## To do:
Beginning with the first entry, set down each one exactly as shown.

## Source material:
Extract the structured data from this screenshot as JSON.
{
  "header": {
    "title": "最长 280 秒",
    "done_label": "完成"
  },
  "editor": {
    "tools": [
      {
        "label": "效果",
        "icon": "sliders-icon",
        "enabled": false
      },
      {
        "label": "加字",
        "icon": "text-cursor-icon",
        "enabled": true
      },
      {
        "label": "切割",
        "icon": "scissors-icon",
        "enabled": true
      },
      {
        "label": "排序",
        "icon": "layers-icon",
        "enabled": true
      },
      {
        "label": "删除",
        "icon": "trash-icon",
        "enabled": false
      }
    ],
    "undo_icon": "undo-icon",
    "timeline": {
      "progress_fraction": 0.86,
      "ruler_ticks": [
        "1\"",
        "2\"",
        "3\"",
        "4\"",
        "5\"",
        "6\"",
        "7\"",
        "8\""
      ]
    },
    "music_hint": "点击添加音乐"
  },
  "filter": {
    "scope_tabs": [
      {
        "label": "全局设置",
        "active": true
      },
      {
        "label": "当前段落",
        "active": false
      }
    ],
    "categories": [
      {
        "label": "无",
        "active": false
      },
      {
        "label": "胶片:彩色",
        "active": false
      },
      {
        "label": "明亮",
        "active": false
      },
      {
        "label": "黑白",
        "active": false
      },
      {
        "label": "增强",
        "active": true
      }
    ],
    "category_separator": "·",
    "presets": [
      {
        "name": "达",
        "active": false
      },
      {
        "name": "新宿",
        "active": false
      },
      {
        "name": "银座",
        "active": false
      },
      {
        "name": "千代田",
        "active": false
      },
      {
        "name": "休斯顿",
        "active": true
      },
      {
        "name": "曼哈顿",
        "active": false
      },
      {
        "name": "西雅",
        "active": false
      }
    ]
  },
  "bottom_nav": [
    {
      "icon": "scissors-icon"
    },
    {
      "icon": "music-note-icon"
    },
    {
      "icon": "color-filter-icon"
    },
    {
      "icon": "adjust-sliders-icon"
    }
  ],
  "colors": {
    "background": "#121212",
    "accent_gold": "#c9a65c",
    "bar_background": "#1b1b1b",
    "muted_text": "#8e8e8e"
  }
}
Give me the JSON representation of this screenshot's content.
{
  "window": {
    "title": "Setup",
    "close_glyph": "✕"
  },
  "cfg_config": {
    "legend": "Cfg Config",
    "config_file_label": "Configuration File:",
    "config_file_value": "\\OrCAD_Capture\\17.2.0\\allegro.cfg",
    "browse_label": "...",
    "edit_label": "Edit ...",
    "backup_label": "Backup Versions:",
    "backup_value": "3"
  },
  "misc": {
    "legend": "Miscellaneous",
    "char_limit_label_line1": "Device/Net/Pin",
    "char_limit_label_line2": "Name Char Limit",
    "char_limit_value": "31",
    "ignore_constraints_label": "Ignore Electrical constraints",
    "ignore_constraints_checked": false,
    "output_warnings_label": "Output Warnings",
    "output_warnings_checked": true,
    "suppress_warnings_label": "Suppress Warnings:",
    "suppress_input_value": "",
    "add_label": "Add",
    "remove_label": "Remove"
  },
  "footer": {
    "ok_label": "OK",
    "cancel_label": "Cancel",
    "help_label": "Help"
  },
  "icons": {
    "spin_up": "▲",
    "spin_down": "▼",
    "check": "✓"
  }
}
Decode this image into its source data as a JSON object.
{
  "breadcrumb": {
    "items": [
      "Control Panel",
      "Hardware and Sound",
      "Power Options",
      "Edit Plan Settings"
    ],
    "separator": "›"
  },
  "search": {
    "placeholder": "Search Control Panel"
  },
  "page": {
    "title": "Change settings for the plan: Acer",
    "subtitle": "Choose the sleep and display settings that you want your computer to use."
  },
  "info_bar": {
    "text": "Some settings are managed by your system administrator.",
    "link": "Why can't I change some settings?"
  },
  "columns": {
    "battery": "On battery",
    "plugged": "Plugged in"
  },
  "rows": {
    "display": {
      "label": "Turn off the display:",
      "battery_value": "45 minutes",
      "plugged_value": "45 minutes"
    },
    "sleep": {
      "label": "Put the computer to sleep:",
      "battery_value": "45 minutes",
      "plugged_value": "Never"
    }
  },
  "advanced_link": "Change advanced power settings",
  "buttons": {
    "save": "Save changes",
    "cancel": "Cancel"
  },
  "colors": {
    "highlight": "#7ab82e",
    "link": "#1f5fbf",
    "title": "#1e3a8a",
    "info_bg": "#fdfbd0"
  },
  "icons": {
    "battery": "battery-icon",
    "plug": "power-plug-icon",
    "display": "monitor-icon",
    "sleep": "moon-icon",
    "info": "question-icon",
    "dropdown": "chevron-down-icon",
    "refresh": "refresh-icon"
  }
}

## Exercise output:
Extract the structured data from this screenshot as JSON.
{
  "header": {
    "title": "最长 280 秒",
    "done_label": "完成"
  },
  "editor": {
    "tools": [
      {
        "label": "效果",
        "icon": "sliders-icon",
        "enabled": false
      },
      {
        "label": "加字",
        "icon": "text-cursor-icon",
        "enabled": true
      },
      {
        "label": "切割",
        "icon": "scissors-icon",
        "enabled": true
      },
      {
        "label": "排序",
        "icon": "layers-icon",
        "enabled": true
      },
      {
        "label": "删除",
        "icon": "trash-icon",
        "enabled": false
      }
    ],
    "undo_icon": "undo-icon",
    "timeline": {
      "progress_fraction": 0.86,
      "ruler_ticks": [
        "1\"",
        "2\"",
        "3\"",
        "4\"",
        "5\"",
        "6\"",
        "7\"",
        "8\""
      ]
    },
    "music_hint": "点击添加音乐"
  },
  "filter": {
    "scope_tabs": [
      {
        "label": "全局设置",
        "active": true
      },
      {
        "label": "当前段落",
        "active": false
      }
    ],
    "categories": [
      {
        "label": "无",
        "active": false
      },
      {
        "label": "胶片:彩色",
        "active": false
      },
      {
        "label": "明亮",
        "active": false
      },
      {
        "label": "黑白",
        "active": false
      },
      {
        "label": "增强",
        "active": true
      }
    ],
    "category_separator": "·",
    "presets": [
      {
        "name": "达",
        "active": false
      },
      {
        "name": "新宿",
        "active": false
      },
      {
        "name": "银座",
        "active": false
      },
      {
        "name": "千代田",
        "active": false
      },
      {
        "name": "休斯顿",
        "active": true
      },
      {
        "name": "曼哈顿",
        "active": false
      },
      {
        "name": "西雅",
        "active": false
      }
    ]
  },
  "bottom_nav": [
    {
      "icon": "scissors-icon"
    },
    {
      "icon": "music-note-icon"
    },
    {
      "icon": "color-filter-icon"
    },
    {
      "icon": "adjust-sliders-icon"
    }
  ],
  "colors": {
    "background": "#121212",
    "accent_gold": "#c9a65c",
    "bar_background": "#1b1b1b",
    "muted_text": "#8e8e8e"
  }
}
Give me the JSON representation of this screenshot's content.
{
  "window": {
    "title": "Setup",
    "close_glyph": "✕"
  },
  "cfg_config": {
    "legend": "Cfg Config",
    "config_file_label": "Configuration File:",
    "config_file_value": "\\OrCAD_Capture\\17.2.0\\allegro.cfg",
    "browse_label": "...",
    "edit_label": "Edit ...",
    "backup_label": "Backup Versions:",
    "backup_value": "3"
  },
  "misc": {
    "legend": "Miscellaneous",
    "char_limit_label_line1": "Device/Net/Pin",
    "char_limit_label_line2": "Name Char Limit",
    "char_limit_value": "31",
    "ignore_constraints_label": "Ignore Electrical constraints",
    "ignore_constraints_checked": false,
    "output_warnings_label": "Output Warnings",
    "output_warnings_checked": true,
    "suppress_warnings_label": "Suppress Warnings:",
    "suppress_input_value": "",
    "add_label": "Add",
    "remove_label": "Remove"
  },
  "footer": {
    "ok_label": "OK",
    "cancel_label": "Cancel",
    "help_label": "Help"
  },
  "icons": {
    "spin_up": "▲",
    "spin_down": "▼",
    "check": "✓"
  }
}
Decode this image into its source data as a JSON object.
{
  "breadcrumb": {
    "items": [
      "Control Panel",
      "Hardware and Sound",
      "Power Options",
      "Edit Plan Settings"
    ],
    "separator": "›"
  },
  "search": {
    "placeholder": "Search Control Panel"
  },
  "page": {
    "title": "Change settings for the plan: Acer",
    "subtitle": "Choose the sleep and display settings that you want your computer to use."
  },
  "info_bar": {
    "text": "Some settings are managed by your system administrator.",
    "link": "Why can't I change some settings?"
  },
  "columns": {
    "battery": "On battery",
    "plugged": "Plugged in"
  },
  "rows": {
    "display": {
      "label": "Turn off the display:",
      "battery_value": "45 minutes",
      "plugged_value": "45 minutes"
    },
    "sleep": {
      "label": "Put the computer to sleep:",
      "battery_value": "45 minutes",
      "plugged_value": "Never"
    }
  },
  "advanced_link": "Change advanced power settings",
  "buttons": {
    "save": "Save changes",
    "cancel": "Cancel"
  },
  "colors": {
    "highlight": "#7ab82e",
    "link": "#1f5fbf",
    "title": "#1e3a8a",
    "info_bg": "#fdfbd0"
  },
  "icons": {
    "battery": "battery-icon",
    "plug": "power-plug-icon",
    "display": "monitor-icon",
    "sleep": "moon-icon",
    "info": "question-icon",
    "dropdown": "chevron-down-icon",
    "refresh": "refresh-icon"
  }
}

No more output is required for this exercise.